Thank you for your e-mail which I received via Hales Gallery and good luck with your dissertation.
Gerhard Richter is an important and influential artist, although not my favourite in terms of either abstraction or process painting. Perhaps the idea of the Cage tribute paintings is too obvious a link, for me, to the Black Mountain School and a very American idea of Abstract gesture as mystery. I don’t believe Robert Storr when he says Richter is careful not to go for the same evocation of the mysterious as Mark Rothko; rather I think Richter has calculatedly modulated this idea of mystical abstraction for younger generations. I prefer artists such as Raoul de Keyser in terms of their ability to collapse the idea of the abstract sublime in to something small scale and apparently normal. Thomas Nozkowski, an American abstract painter also selected by Robert Storr for his Venice Biennale, is another great example of this approach, an artist who has disentangled himself from the rhetoric of the New York School of abstraction from within it. In short, I am drawn to artists who make work that is very aware of the problems inherent in its position as much as its making. Mary Heilmann still seems to me to be a very limber artist in these terms and there are many artists in my generation and younger who take on the same fluid approach to quotation and variation in their work.

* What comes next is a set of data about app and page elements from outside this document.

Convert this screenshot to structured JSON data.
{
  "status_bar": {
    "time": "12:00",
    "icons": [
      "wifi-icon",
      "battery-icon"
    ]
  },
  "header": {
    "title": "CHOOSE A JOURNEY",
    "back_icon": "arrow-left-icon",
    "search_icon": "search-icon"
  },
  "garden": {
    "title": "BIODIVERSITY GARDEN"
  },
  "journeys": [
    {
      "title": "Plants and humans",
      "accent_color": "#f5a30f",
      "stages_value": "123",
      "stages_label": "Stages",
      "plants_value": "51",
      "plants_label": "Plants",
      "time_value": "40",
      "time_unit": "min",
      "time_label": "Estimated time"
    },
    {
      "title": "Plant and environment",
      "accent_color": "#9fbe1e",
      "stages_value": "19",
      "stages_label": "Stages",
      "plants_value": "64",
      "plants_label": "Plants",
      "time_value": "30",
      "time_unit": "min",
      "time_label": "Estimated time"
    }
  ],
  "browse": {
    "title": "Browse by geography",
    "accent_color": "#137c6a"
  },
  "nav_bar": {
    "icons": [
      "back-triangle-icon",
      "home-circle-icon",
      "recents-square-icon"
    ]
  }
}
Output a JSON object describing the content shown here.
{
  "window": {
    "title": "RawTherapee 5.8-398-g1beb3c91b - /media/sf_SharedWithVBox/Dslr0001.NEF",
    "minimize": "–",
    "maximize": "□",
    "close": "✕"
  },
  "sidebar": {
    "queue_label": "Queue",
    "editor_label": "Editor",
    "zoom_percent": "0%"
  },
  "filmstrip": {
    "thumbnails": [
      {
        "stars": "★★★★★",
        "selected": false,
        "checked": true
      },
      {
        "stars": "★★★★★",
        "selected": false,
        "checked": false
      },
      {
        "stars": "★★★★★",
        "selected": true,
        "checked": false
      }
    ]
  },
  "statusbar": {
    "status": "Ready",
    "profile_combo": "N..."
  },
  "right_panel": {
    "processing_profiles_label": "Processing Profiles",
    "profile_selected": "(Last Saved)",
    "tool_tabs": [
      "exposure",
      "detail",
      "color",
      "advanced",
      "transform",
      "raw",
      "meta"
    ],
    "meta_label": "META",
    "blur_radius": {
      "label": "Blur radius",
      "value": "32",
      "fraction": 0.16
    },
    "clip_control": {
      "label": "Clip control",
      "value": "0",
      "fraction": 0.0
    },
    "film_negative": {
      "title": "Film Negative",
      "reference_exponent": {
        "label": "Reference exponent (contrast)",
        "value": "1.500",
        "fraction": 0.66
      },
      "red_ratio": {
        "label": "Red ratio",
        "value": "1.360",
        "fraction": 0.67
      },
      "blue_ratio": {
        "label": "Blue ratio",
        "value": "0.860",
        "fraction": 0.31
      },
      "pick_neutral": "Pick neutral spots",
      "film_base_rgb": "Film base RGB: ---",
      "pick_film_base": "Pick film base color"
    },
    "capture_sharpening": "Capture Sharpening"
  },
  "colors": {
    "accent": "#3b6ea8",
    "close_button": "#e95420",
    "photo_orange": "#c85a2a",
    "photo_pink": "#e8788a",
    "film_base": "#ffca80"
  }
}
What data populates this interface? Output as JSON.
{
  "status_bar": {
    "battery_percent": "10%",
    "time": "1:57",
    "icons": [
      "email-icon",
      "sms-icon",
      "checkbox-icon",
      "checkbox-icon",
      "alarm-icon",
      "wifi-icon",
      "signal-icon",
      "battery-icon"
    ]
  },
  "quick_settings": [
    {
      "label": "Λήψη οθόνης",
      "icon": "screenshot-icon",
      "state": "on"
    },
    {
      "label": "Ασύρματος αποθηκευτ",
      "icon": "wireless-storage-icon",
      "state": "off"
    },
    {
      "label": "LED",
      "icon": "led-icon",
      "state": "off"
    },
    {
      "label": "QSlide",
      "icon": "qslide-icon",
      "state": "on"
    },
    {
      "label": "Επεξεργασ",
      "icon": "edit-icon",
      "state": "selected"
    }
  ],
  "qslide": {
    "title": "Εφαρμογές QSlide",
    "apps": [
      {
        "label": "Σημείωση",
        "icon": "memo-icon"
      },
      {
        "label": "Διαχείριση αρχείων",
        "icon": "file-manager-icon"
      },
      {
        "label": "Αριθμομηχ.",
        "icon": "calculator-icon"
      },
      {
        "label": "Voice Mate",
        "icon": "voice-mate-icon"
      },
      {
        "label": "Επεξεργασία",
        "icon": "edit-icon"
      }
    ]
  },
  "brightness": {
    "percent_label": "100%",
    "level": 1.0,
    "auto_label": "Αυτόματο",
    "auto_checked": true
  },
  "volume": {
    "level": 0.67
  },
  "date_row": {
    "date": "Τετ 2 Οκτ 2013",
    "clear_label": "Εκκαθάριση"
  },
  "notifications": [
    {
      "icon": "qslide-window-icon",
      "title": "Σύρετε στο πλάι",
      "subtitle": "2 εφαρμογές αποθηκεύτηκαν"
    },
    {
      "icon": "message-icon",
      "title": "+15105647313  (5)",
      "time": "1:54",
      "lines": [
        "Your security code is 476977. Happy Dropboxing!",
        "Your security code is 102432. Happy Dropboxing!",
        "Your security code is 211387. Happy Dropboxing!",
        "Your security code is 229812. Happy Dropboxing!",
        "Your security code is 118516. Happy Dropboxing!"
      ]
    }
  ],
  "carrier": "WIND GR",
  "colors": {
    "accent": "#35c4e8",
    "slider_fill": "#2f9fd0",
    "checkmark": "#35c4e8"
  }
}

I hope this is of some use, there is also a review I wrote of an exhibition at Mummery Schnelle Gallery about recent British Abstraction on the abstract critical website which you might be interested in. It’s called School Studies and the exhibition was called What if it’s all true, what then? which included great people such as Jon Thompson, Alexis Harding etc.
—– Original Message —–
To: [email protected]
Sent: Thu 22/09/11 3:16 PM
Subject: Fwd: For the attention of Andrew Bick
Mr Andrew Bick
I am a Fine Art Student and I so need help.
I am trying to write my final dissertation on how totally abstract paintings are being interpreted right now and I have chosen to discuss the squeegee abstract paintings by Gerhard Richter because they are so open ended. I am really struggling to find artist’s reactions to these paintings and so as an acknowledged British abstract artist I am contacting you. It would really be valuable to me if you could make some comments on how you perceive and understand his Cage paintings (or any others which really get to you). Or even if you find them incomprehensible that would be useful to know!
What else can I say, you were a student once…………
Good luck with your work